  • Your supervisor is typically the leader of your research group and will be an expert in your research area, having devised the initial project that you will be working on.
  • Your mentor will also have specialist knowledge of your project and provides an accessible point of contact for discussion of technical issues.
  • Your assessor is another senior researcher, they provide an independent opinion of your work.
  • Finally, university supervisors are part of the University of Cambridge and provide links to the University as well as a further source of complementary knowledge related to your research.

We have recently introduced a new Student Buddy system to help new students successfully integrate into our student community. The aim of the scheme is to provide new PhD students with a peer who can be a first point of contact for practical advice and support and to signpost them in the right direction if further help is needed.

The Institute also has an equality and diversity programme (equality4success) that supports healthy work-life balance and equal access to facilities and opportunities for everyone at the Institute. They are also available to help you to make the most of your time here and to enjoy studying at the Babraham Institute.



The graduate programme includes a system of formal review throughout your study to ensure continued advancement towards a successful final examination. At each stage, reports are reviewed by a student’s personal committee and progress is reported to the Graduate Committee. Key assessment points include:

  • 2 months – A short report clearly establishing the agreed aims of the research project and the resources/equipment required for its completion.
  • 8 months – A Registration Report laying out initial progress and any complications that have arisen. Candidates are formally registered as PhD students by the University following successful completion of this stage.
  • 18 months – A report detailing progress so far.
  • 24 months – A Thesis Plan outlining completed work and work still to do. For students on 4-year programmes, the Plan is subsequently revised and updated after 36 months.
  • Final thesis – Before the end of four years students are expected to complete a PhD Thesis, which is submitted to the University for examination. The thesis is typically reviewed by at least two examiners and is then discussed in detail with the student in a viva voce interview-style examination which typically lasts several hours.

PhD Students 2019


Presenting your work

Sharing your findings through posters and oral presentations is a critical part of any research career. During your time at the Institute, we will help you to develop your skills in data presentation, preparing presentations and in public speaking to ensure you are well-equipped for this aspect of research.

All research groups typically have regular group meetings to discuss progress and results. You will typically present to your research group at least once in your first year. During the second year, students present to the Graduate Programme and then present to the whole Institute in the third year. First, second and third year students contribute to the Institute’s annual Poster Day, while third and fourth year students may be selected for our Lab Talks programme.

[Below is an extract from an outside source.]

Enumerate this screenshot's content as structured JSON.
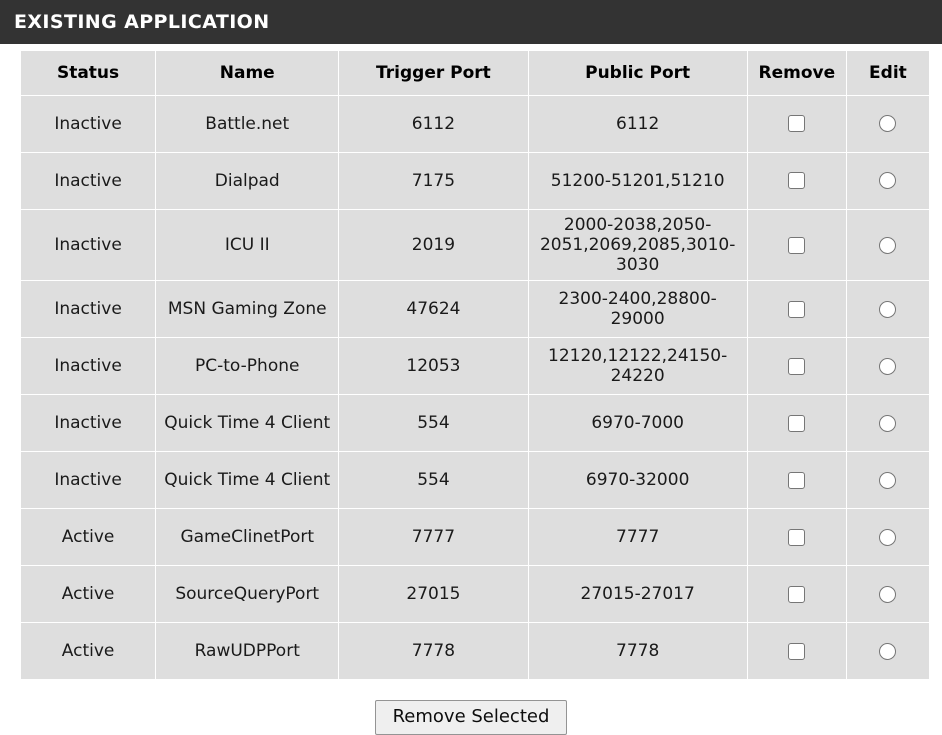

Throughout your studies there may be many other opportunities to present too, including to specialist, non-specialist and public audiences. This includes attending national and international research conferences in relevant fields and you are encouraged to apply for travel grants to help you attend these.

Case study - Life as a PhD Student